Health education is a social science that draws from the biological, environmental, psychological, physical, and medical sciences to promote health and prevent disease, disability and premature death through education-driven voluntary behavior change activities.
Health education is the development of individual, group, institutional, community, and systemic strategies to improve health knowledge, attitudes, skills, and behavior.
The purpose of health education is to positively influence the health behavior of individuals and communities as well as the living and working conditions that influence their health.
Who Provides Health Education?
Health education requires intensive specialized study. Over 250 colleges and universities in the United States offer undergraduate and graduate (Masters and Doctorate) degrees in school or community health education, health promotion, and other related titles. A listing of the Directory of Institutions Offering Undergraduate and Graduate Degree Programs in Health Education will be available online December 2009.
Nationally, voluntary credentialing as a Certified Health Education Specialist (CHES) is available from the National Commission for Health Education Credentialing, Inc (NCHEC). CHES competencies (health education needs assessment; program planning, implementation and evaluation; service coordination; and Health Education needs, concerns, resource communication) are generic to the practice of health education, whether it takes place in schools, colleges, workplaces, medical care settings, public health settings or other educational settings of the community. CHES are re-certified every five years based on documentation of participation in 75 hours of approved continuing education activities.
Some people specialize in health education (trained and/or certified health education specialists). Others perform selected health education functions as part of what they consider their primary responsibility (medical treatment, nursing, social work, physical therapy, oral hygiene, etc.). Lay workers learn on the job to do specific, limited educational tasks to encourage healthy behavior.
Para-professionals and health professionals from other disciplines are not familiar with the specialized body of health education knowledge, skills, theories, and research, nor is it their primary interest or professional development focus. This will limit their effectiveness with clients and communities, and their cost-effectiveness.
Why is Health Education Important?
Health education improves the health status of individuals, families, communities, states, and the nation.
Health education enhances the quality of life for all people.
Health education reduces premature deaths.
By focusing on prevention, health education reduces the costs (both financial and human) that individuals, employers, families, insurance companies, medical facilities, communities, the state, and the nation would spend on medical treatment.
Where Are Health Educators Employed?
In schools... health educators teach health as a subject and promote and implement Coordinated School Health Programs, including health services, student, staff, and parent health education, and promote healthy school environments and school-community partnerships.

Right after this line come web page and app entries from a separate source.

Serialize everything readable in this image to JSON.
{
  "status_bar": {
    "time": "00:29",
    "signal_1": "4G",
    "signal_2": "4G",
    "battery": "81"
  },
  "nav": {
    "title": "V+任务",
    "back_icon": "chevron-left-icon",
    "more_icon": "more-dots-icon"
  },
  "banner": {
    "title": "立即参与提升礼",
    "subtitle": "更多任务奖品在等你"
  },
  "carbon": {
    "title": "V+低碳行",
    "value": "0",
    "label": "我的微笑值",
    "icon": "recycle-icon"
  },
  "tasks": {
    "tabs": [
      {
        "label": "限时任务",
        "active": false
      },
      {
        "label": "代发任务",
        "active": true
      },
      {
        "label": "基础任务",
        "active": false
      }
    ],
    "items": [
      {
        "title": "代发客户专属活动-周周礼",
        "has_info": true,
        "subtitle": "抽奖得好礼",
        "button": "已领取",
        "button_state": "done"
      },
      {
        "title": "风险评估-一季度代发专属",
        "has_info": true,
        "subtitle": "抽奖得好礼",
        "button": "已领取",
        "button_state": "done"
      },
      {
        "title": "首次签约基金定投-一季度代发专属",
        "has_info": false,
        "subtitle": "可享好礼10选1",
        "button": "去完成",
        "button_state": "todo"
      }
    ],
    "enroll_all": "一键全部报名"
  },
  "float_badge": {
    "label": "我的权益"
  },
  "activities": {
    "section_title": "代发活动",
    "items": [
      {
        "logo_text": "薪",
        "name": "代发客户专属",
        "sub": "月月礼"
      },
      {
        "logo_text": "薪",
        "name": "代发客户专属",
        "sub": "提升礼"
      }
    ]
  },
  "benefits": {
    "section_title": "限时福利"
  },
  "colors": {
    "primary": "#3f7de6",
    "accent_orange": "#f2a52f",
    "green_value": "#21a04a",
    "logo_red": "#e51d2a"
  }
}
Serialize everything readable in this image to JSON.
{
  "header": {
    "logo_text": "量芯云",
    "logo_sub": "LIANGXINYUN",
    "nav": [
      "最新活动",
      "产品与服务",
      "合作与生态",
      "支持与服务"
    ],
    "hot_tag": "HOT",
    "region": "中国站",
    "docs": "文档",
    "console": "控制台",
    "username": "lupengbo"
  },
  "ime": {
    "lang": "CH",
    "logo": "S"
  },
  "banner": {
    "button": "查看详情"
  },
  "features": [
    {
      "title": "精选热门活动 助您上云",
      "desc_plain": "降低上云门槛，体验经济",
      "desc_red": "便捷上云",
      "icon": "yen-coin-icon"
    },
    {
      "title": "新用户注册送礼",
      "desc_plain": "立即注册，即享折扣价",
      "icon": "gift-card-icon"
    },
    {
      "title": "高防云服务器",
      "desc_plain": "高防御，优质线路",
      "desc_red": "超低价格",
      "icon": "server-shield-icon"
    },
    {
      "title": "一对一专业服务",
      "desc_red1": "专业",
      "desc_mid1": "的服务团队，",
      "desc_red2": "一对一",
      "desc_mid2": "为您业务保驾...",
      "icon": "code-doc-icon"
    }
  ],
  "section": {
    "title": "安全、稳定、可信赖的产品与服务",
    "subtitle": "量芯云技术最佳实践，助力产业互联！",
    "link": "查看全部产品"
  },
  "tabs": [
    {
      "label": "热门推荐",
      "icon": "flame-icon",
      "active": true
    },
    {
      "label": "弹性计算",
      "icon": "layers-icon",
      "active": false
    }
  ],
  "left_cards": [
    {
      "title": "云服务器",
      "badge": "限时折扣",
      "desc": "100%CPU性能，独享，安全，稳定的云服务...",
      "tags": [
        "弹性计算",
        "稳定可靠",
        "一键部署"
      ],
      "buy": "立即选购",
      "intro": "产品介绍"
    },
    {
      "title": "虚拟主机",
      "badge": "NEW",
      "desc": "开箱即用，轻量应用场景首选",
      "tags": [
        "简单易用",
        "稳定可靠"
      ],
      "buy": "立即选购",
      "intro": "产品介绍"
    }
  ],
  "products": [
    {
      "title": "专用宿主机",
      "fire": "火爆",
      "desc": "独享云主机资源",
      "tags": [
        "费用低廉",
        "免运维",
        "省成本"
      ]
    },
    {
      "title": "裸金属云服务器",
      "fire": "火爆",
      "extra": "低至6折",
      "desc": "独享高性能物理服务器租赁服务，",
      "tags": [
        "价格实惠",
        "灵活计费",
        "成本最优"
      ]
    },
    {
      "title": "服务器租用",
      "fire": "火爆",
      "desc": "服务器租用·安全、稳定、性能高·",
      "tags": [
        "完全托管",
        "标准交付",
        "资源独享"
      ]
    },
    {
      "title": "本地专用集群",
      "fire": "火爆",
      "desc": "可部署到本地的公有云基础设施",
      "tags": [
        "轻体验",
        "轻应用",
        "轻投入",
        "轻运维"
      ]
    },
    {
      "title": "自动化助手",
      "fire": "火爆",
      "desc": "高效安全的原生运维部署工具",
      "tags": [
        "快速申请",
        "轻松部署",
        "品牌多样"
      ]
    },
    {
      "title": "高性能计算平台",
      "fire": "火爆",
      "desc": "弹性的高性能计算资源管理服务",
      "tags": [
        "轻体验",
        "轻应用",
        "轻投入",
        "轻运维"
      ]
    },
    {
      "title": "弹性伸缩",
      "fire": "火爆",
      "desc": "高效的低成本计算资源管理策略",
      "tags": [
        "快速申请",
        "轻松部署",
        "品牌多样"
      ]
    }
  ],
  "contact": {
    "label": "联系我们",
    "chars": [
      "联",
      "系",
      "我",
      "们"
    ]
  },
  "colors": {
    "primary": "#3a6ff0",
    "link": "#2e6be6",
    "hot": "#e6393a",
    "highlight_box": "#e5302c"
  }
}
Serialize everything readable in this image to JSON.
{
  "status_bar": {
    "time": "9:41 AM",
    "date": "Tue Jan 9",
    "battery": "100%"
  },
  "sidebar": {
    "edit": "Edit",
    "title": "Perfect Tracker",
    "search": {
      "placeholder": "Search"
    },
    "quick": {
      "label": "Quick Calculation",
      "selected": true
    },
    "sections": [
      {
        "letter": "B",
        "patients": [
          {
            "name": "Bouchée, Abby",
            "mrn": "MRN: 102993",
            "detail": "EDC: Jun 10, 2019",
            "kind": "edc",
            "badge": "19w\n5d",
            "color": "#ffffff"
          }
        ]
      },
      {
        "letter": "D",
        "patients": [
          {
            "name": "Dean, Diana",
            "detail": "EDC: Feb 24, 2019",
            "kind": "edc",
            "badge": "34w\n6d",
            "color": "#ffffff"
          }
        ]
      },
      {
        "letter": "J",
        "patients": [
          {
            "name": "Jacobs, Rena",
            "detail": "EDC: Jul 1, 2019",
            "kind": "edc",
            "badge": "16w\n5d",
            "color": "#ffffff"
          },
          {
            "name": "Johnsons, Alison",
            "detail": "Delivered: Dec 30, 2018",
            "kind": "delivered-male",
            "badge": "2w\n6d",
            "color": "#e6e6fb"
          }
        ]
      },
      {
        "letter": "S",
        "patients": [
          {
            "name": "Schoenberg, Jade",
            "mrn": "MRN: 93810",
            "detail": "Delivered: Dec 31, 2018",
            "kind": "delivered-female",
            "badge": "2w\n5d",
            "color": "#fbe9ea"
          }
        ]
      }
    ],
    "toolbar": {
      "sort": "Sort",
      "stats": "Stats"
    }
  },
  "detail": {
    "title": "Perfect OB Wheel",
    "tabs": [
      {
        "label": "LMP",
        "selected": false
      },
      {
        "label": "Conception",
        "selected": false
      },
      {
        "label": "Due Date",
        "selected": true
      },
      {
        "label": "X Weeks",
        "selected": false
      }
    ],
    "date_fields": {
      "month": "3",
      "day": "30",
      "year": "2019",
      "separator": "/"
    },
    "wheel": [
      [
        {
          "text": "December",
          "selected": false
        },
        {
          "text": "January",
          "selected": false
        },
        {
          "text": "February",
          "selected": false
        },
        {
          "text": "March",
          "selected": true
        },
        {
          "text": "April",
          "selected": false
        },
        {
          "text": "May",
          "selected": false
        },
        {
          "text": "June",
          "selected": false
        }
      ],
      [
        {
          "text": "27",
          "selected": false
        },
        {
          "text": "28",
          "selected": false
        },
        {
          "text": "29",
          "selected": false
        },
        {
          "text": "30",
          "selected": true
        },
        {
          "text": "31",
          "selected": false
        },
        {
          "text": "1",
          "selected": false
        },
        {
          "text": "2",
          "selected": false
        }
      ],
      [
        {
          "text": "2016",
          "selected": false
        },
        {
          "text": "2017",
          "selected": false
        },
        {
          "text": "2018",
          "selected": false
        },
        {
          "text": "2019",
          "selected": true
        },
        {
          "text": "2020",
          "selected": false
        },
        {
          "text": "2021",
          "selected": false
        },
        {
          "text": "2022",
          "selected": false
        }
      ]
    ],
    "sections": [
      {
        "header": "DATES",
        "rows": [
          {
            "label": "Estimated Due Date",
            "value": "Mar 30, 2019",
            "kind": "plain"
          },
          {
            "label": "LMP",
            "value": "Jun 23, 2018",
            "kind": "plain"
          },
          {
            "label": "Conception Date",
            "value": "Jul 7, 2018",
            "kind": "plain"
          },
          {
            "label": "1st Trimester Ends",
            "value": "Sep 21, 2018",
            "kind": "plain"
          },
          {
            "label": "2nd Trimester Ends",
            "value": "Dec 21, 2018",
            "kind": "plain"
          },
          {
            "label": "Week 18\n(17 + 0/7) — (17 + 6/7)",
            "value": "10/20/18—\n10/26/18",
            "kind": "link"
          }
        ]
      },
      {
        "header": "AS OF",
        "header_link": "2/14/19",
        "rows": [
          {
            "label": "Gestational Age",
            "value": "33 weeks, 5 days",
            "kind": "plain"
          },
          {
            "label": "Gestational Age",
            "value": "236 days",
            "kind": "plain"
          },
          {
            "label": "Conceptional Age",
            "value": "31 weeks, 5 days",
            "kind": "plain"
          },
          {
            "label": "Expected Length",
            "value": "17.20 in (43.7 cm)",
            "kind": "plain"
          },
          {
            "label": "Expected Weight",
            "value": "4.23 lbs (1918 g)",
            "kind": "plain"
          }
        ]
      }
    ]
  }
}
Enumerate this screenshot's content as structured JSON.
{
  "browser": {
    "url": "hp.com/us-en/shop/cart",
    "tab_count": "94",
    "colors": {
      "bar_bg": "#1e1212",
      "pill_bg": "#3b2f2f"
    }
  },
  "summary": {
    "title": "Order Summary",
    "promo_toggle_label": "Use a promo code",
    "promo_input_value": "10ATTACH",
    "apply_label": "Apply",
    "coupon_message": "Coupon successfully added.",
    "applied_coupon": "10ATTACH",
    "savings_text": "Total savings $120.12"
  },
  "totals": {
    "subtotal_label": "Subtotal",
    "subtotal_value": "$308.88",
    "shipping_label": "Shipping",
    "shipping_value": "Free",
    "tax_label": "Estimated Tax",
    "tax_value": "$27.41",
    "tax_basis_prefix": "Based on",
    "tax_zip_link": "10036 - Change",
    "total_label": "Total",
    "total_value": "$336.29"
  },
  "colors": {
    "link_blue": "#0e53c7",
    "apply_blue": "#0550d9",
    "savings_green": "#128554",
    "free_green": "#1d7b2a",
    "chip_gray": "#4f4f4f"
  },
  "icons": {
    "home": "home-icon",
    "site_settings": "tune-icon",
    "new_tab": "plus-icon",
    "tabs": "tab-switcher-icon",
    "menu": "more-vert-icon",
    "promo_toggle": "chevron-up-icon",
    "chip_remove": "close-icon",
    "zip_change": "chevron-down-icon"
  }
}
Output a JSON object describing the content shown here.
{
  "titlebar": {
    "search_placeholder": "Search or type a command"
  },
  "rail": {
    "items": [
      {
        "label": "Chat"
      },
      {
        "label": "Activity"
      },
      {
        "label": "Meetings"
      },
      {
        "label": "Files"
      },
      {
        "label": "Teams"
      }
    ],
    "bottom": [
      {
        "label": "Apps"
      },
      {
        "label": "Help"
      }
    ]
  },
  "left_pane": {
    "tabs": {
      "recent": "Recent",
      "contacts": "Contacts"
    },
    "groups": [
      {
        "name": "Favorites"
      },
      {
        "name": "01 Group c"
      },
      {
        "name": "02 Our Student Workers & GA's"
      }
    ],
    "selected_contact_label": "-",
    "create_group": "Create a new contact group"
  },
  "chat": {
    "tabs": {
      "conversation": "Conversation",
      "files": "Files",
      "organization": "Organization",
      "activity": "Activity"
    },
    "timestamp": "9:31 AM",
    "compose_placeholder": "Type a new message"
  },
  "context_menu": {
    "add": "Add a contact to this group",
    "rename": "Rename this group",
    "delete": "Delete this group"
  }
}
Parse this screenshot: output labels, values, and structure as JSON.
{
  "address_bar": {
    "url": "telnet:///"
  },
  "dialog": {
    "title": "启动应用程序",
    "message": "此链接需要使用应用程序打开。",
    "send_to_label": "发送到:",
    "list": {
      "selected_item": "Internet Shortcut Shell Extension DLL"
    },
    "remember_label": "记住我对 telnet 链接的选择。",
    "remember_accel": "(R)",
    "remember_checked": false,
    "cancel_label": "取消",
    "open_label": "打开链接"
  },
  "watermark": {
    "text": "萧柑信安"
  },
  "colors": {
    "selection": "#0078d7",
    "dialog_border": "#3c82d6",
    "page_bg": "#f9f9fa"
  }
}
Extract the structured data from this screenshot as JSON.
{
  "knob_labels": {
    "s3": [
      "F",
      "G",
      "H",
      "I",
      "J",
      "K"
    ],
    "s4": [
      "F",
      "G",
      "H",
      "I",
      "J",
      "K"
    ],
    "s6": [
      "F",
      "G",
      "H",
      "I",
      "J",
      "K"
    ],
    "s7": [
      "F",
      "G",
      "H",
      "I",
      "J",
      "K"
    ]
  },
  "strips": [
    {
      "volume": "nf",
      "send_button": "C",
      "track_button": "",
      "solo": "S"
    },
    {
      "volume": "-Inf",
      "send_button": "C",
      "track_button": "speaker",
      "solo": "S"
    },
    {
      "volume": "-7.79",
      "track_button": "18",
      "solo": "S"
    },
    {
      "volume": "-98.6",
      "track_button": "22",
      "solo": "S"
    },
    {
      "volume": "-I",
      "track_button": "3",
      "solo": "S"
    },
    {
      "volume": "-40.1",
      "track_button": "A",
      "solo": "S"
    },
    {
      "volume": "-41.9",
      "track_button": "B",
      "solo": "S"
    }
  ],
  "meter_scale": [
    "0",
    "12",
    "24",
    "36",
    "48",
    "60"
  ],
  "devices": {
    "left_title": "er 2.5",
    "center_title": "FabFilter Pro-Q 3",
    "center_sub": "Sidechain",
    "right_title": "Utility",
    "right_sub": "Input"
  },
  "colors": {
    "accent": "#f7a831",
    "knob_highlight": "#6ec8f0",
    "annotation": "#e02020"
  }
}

On college/university campuses... health educators are part of a team working to create an environment in which students feel empowered to make healthy choices and create a caring community. They identify needs; advocate and do community organizing; teach whole courses or individual classes; develop mass media campaigns; and train peer educators, counselors, and/or advocates.
In business & industry... health educators perform or coordinate employee counseling as well as education services, employee health risk appraisals, and health screenings.
In health care settings... health educators educate patients about medical procedures, operations, services and therapeutic regimens, create activities and incentives to encourage use of services by high risk patients; conduct staff training and consult with other health care providers about behavioral, cultural, or social barriers to health; promote self-care; develop activities to improve patient participation on clinical processes; educate individuals to protect, promote or maintain their health and reduce risky behaviors; make appropriate community-based referrals, and write grants.
In community organizations and government agencies... health educators help a community identify its needs, draw upon its problem-solving abilities, and mobilize its resources to develop, promote, implement and evaluate strategies to improve its own health status. Health educators do community organizing and outreach, grantwriting, coalition building, advocacy, and develop, produce, and evaluate mass media health campaigns.
What Does A Trained Health Educator Do?
Assess individual and community
Plan health education programs
Develop health education programs
Coordinate health education programs
Implement health education programs
Manage health education programs and personnel
Evaluate health education programs
Develop social marketing and mass media campaigns
Organize/ mobilize communities for action
Handle controversial health issues/content
Advocate for health related issues
Encourage healthy behavior
Use a variety of education/training methods
Develop audio, visual, print and electronic materials